  • Circle work. This is a great one to finish with as it gets the whole team involved and gives each player a chance to get them prepared for their position. Have the shooters and defenders in the goal circle, with C, WA and WD around the outside. The Wings and Centre need to pass the ball around and then on to the shooters (while the defenders have to try to intercept it). When the shooters get the ball they need to try to shoot a goal. Continue for only 5-10 minutes as you don’t want the players to get too tired before the game.

Pre-season football training: Get the edge by creating extra speed with your running

Exercise physiologist & adventure tour guide, Marc Stafford

Most local football clubs started some form of pre-season training prior to Christmas. For those teams that want an edge on the competition, training prior to Christmas is based on building what fitness professionals call ‘the cardiovascular base’.

Working on your cardiovascular base helps to give you a minimum base fitness which allows you to focus on more advanced training – mainly anaerobic – including speed and agility. If players leave their training too late – for example, starting when practice matches start – they can miss out on building their cardiovascular base and are more susceptible to injury.

So you have completed training with your team prior to Christmas, where to now? If you are really keen to get the ‘edge’ and improve your fitness for this season, try the following running sessions. You will dramatically improve your running speed, recovery time and anaerobic threshold.

Requirement: 2-3 running sessions a week

Session 1

45 minutes: Run (30 mins) / Warm-up and cool-down (15 mins)

5 mins light jog and stretching
1km moderate run / 1km 80% fast run for 30-40 mins
10 mins walking and stretches

Session 2

45 minutes (mid-fielders): Run (30 mins) / Warm-up and cool-down (15 mins) 
35 minutes (backs/forwards): Run (20 mins) / Warm-up and cool-down (15 mins)  

5 mins light jog and stretching
Mid-fielders: 30-second 80% fast run / Recovery jog for 30-40 mins
Backs/forwards: 20-second sprint / Slow recovery jog for 20-30 mins
10 mins walking and stretches


In the game of tennis it is incredibly important to have a strong and powerful serve. If you look at the top ranking players you will note that they all have a dominant serve. It is a great way to achieve easy points and help conserve energy, rather than playing out a long rally.
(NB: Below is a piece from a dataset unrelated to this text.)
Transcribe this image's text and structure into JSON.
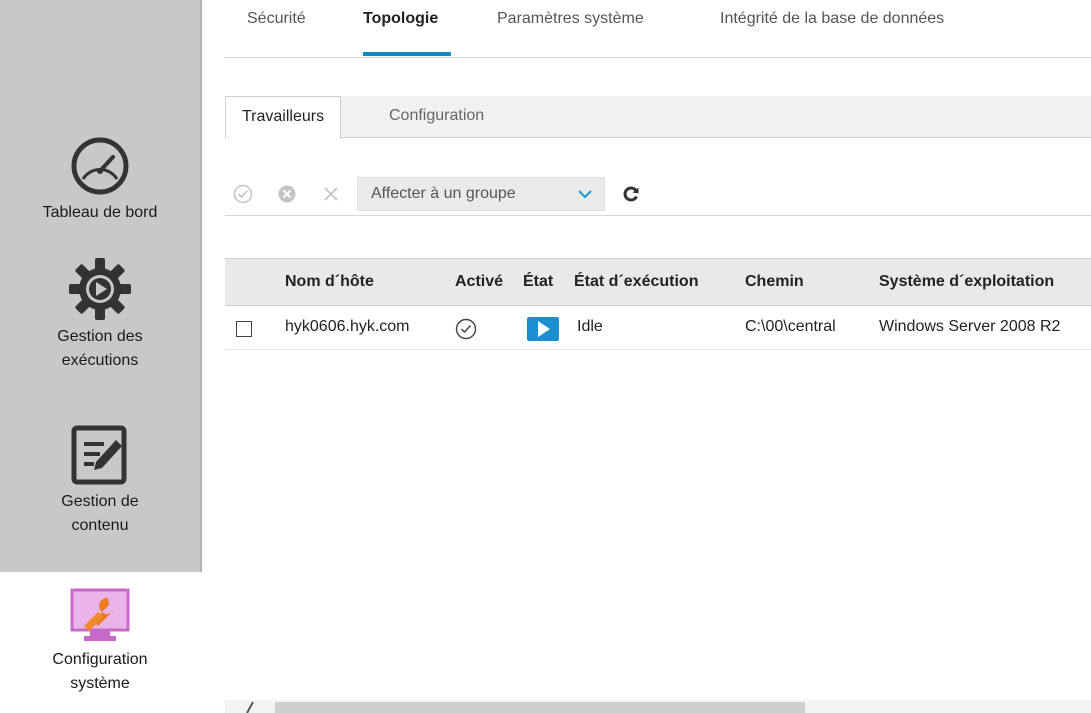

There are several elements to achieving a powerful serve, but the most important is technique. It is important to have a coach who can help evaluate your serve and give you some helpful pointers to correct that technique while also using what you have naturally developed. Make sure that you are able to use the repetitive motion of your serve without it causing any discomfort or potential injuries.

Along with the help of a coach or parent (someone who has an understanding of the game) the best way to develop and improve your serve, especially once your technique has been mastered, is to PRACTICE, PRACTICE, PRACTICE. Below is a great drill for serving.
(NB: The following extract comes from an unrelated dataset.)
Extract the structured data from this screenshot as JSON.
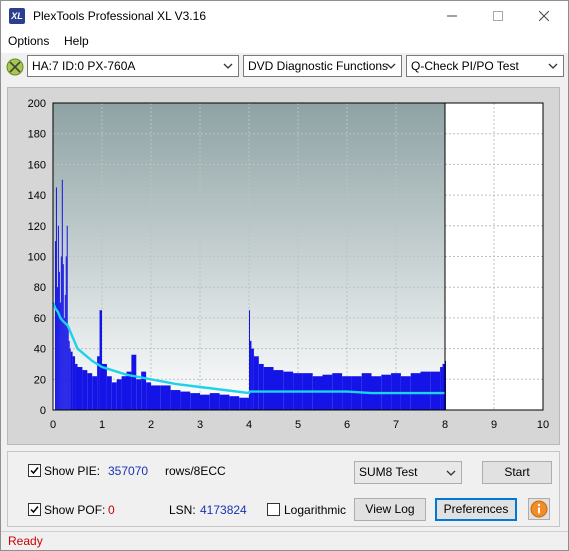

Serving to cones drill

Set up six tennis ball cans as targets. Place three cans in each service box. One should be placed at the corner of the service line and the middle line on the deuce side. Another should be placed in the middle of the box, and the other should be placed where the sideline meets the service line. The targets should be located in the same spots on the ad court as well.

Now take a basket of balls and practice serving at these targets. Serve approximately 15 balls at each target. If you want to work on your wide serve, you can move the cans to where the service line meets the sideline. Move the cans about 18 inches towards the net. Serving at these targets will help to then give you something to aim at when you are playing a match.

Repetition is outstanding practice for serving, as it helps develop muscle memory and therefore improves stroke accuracy and pace.

Personal trainer, Tavia Ambler